**BRIEF:** Restate all the data word for word and omit the pictures.

++++ ENTRIES SUPPLIED

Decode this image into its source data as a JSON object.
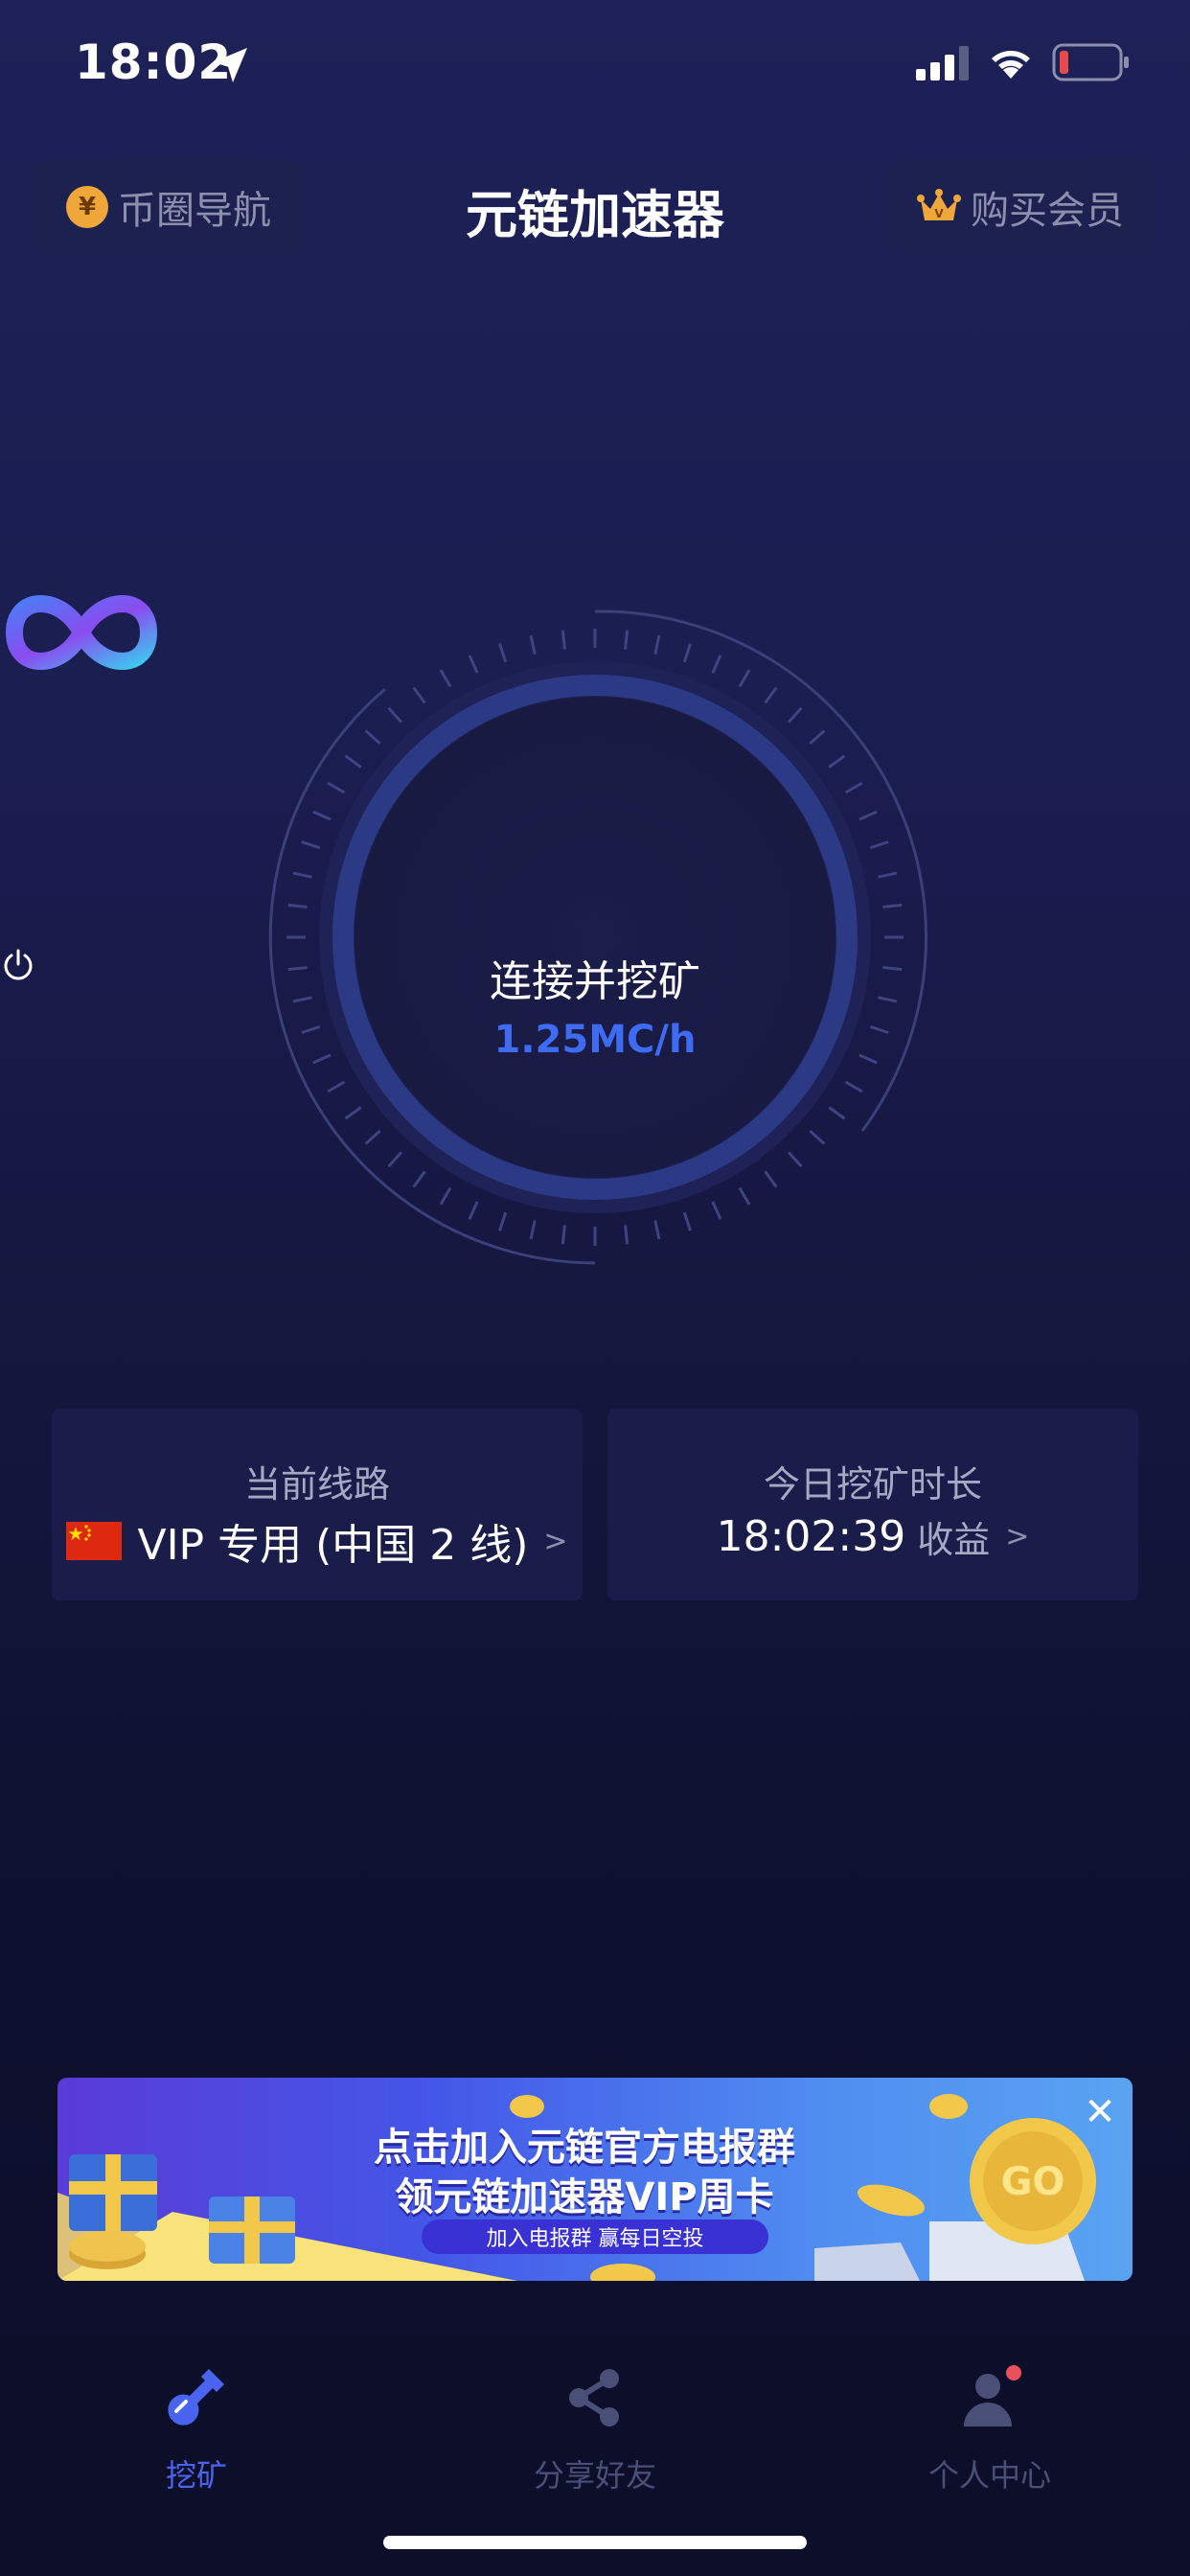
{
  "status_bar": {
    "time": "18:02"
  },
  "header": {
    "title": "元链加速器",
    "nav_button": {
      "label": "币圈导航",
      "coin_glyph": "¥"
    },
    "vip_button": {
      "label": "购买会员"
    }
  },
  "dial": {
    "connect_label": "连接并挖矿",
    "speed": "1.25MC/h",
    "accent_color": "#3d6cf2"
  },
  "cards": {
    "route": {
      "label": "当前线路",
      "value": "VIP 专用 (中国 2 线)",
      "chevron": ">"
    },
    "duration": {
      "label": "今日挖矿时长",
      "value": "18:02:39",
      "earnings_label": "收益",
      "chevron": ">"
    }
  },
  "banner": {
    "line1": "点击加入元链官方电报群",
    "line2": "领元链加速器VIP周卡",
    "pill": "加入电报群 赢每日空投",
    "badge": "GO",
    "close_glyph": "✕"
  },
  "tabs": [
    {
      "label": "挖矿",
      "icon": "shovel-icon",
      "active": true
    },
    {
      "label": "分享好友",
      "icon": "share-icon",
      "active": false
    },
    {
      "label": "个人中心",
      "icon": "person-icon",
      "active": false,
      "badge_dot": true
    }
  ],
  "colors": {
    "active_tab": "#4a64f0",
    "inactive_tab": "#4a4f78",
    "notification_dot": "#e8505b"
  }
}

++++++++

**WRITTEN REPLY:**
Decode this image into its source data as a JSON object.
{
  "status_bar": {
    "time": "18:02"
  },
  "header": {
    "title": "元链加速器",
    "nav_button": {
      "label": "币圈导航",
      "coin_glyph": "¥"
    },
    "vip_button": {
      "label": "购买会员"
    }
  },
  "dial": {
    "connect_label": "连接并挖矿",
    "speed": "1.25MC/h",
    "accent_color": "#3d6cf2"
  },
  "cards": {
    "route": {
      "label": "当前线路",
      "value": "VIP 专用 (中国 2 线)",
      "chevron": ">"
    },
    "duration": {
      "label": "今日挖矿时长",
      "value": "18:02:39",
      "earnings_label": "收益",
      "chevron": ">"
    }
  },
  "banner": {
    "line1": "点击加入元链官方电报群",
    "line2": "领元链加速器VIP周卡",
    "pill": "加入电报群 赢每日空投",
    "badge": "GO",
    "close_glyph": "✕"
  },
  "tabs": [
    {
      "label": "挖矿",
      "icon": "shovel-icon",
      "active": true
    },
    {
      "label": "分享好友",
      "icon": "share-icon",
      "active": false
    },
    {
      "label": "个人中心",
      "icon": "person-icon",
      "active": false,
      "badge_dot": true
    }
  ],
  "colors": {
    "active_tab": "#4a64f0",
    "inactive_tab": "#4a4f78",
    "notification_dot": "#e8505b"
  }
}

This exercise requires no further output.